## Dataset items
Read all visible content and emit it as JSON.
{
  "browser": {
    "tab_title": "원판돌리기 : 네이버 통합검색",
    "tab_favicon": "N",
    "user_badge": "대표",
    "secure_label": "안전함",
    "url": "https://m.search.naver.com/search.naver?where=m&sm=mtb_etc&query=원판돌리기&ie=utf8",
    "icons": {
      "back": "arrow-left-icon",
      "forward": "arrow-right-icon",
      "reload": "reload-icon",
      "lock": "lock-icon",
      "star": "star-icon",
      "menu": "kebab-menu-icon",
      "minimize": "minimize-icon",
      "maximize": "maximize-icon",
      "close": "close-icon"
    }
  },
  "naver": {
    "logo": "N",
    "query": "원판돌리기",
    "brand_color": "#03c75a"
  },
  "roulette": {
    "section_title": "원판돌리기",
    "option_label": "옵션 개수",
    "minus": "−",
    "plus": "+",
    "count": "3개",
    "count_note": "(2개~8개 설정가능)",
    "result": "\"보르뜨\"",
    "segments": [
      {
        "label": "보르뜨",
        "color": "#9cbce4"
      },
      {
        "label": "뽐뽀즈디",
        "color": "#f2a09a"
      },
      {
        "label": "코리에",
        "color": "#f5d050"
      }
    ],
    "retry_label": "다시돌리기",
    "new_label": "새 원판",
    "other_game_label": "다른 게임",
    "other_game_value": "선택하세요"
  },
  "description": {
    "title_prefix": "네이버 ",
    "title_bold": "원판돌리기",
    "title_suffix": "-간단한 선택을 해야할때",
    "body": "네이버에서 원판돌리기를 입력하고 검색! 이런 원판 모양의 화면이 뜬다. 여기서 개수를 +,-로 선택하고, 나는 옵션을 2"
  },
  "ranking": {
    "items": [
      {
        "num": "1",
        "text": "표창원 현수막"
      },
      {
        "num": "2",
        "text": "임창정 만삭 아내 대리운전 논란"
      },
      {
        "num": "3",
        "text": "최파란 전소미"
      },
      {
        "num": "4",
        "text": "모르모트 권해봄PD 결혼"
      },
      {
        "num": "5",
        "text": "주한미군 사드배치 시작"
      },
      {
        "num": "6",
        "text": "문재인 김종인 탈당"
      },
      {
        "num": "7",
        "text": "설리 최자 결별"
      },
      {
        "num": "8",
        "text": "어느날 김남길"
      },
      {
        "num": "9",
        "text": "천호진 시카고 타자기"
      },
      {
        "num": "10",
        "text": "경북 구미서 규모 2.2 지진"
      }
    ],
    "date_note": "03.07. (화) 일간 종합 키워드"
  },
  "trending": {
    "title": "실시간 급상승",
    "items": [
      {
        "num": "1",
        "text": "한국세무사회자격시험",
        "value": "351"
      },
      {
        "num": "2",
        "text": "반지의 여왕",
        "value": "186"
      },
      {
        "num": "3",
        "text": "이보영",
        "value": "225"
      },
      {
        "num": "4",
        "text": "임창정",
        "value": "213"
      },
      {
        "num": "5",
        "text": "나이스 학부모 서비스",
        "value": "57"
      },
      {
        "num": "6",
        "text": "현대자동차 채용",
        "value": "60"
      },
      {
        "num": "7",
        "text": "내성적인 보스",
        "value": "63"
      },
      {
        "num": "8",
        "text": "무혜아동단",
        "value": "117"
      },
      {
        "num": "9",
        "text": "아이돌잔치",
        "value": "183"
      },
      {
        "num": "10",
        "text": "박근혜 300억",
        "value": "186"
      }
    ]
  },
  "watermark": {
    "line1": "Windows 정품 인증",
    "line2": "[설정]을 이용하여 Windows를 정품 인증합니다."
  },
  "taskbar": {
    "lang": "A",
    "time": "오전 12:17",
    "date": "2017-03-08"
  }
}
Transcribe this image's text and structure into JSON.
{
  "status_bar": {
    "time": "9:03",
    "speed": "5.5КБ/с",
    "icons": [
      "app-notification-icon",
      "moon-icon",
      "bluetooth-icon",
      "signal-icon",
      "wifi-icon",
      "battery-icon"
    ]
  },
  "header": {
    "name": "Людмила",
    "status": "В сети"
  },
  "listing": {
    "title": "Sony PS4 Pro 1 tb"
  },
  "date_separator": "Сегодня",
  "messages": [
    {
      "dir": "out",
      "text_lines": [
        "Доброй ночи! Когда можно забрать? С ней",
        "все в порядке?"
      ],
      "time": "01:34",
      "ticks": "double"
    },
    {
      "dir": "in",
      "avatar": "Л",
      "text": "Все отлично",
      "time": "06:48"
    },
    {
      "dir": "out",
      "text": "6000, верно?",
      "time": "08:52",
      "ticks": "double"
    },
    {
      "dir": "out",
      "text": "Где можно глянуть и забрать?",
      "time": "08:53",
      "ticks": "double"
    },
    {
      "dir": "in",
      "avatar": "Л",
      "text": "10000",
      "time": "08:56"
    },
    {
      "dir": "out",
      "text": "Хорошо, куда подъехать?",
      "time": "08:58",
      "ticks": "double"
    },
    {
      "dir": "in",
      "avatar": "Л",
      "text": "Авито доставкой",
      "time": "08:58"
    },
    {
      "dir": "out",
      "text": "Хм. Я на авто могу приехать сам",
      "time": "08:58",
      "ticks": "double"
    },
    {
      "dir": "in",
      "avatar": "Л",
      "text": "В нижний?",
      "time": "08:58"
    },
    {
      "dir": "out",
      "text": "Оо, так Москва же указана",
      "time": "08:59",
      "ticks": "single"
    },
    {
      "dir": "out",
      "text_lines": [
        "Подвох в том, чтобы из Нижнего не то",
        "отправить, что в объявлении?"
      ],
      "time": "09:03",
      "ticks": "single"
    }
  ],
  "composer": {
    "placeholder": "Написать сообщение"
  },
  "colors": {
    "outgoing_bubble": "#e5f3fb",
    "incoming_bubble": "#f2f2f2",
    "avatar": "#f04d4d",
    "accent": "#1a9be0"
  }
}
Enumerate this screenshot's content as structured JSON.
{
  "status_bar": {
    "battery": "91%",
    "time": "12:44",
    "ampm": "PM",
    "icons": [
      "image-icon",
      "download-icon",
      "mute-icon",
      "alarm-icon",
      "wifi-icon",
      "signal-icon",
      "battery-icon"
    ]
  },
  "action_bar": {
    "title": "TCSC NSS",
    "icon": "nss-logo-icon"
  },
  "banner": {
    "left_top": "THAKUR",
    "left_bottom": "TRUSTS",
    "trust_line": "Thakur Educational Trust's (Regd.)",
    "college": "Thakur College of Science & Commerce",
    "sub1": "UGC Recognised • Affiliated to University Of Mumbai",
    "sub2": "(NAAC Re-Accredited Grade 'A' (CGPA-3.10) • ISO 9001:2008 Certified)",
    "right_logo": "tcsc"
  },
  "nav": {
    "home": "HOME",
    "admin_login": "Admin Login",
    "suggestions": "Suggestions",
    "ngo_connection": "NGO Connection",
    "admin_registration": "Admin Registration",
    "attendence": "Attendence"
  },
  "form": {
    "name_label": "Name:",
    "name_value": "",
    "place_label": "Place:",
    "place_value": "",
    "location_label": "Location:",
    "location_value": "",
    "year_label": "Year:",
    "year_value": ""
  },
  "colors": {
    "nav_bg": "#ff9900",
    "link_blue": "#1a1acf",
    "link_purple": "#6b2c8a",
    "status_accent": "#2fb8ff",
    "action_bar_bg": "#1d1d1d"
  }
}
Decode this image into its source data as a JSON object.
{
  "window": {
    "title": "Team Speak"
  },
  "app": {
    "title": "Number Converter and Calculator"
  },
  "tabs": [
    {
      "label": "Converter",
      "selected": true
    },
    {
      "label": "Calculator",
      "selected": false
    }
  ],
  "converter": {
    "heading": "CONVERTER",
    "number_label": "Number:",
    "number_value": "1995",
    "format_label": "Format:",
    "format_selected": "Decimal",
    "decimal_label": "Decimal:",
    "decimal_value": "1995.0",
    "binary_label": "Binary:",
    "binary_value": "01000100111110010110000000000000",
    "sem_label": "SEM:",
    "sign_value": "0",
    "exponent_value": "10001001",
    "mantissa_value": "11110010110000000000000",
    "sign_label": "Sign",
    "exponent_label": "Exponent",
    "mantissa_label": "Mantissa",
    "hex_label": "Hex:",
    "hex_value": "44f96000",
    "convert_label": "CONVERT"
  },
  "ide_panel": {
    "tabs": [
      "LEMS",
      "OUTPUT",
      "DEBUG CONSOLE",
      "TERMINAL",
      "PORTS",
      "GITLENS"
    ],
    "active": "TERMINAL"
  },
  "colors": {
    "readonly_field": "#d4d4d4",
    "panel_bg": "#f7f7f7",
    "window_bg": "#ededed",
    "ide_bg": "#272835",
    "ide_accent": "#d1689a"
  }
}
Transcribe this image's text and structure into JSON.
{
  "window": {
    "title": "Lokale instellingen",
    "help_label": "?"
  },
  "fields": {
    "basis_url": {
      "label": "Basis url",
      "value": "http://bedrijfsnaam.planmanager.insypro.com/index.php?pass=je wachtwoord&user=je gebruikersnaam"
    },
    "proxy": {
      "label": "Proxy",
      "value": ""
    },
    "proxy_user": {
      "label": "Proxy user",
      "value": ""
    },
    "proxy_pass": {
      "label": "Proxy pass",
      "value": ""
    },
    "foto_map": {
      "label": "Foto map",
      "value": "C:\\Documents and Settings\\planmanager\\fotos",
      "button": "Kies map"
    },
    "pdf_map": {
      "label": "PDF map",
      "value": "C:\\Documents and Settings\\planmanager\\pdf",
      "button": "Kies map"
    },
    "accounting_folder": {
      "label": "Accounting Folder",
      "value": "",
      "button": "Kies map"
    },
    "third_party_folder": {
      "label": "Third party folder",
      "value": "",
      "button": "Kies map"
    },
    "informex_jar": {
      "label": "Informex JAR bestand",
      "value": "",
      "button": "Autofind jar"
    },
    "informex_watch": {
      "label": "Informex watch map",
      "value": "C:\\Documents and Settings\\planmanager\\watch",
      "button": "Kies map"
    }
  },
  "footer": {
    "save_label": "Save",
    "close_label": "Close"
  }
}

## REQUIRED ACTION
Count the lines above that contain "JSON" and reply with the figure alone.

## SOLUTION FOR THIS EXERCISE
5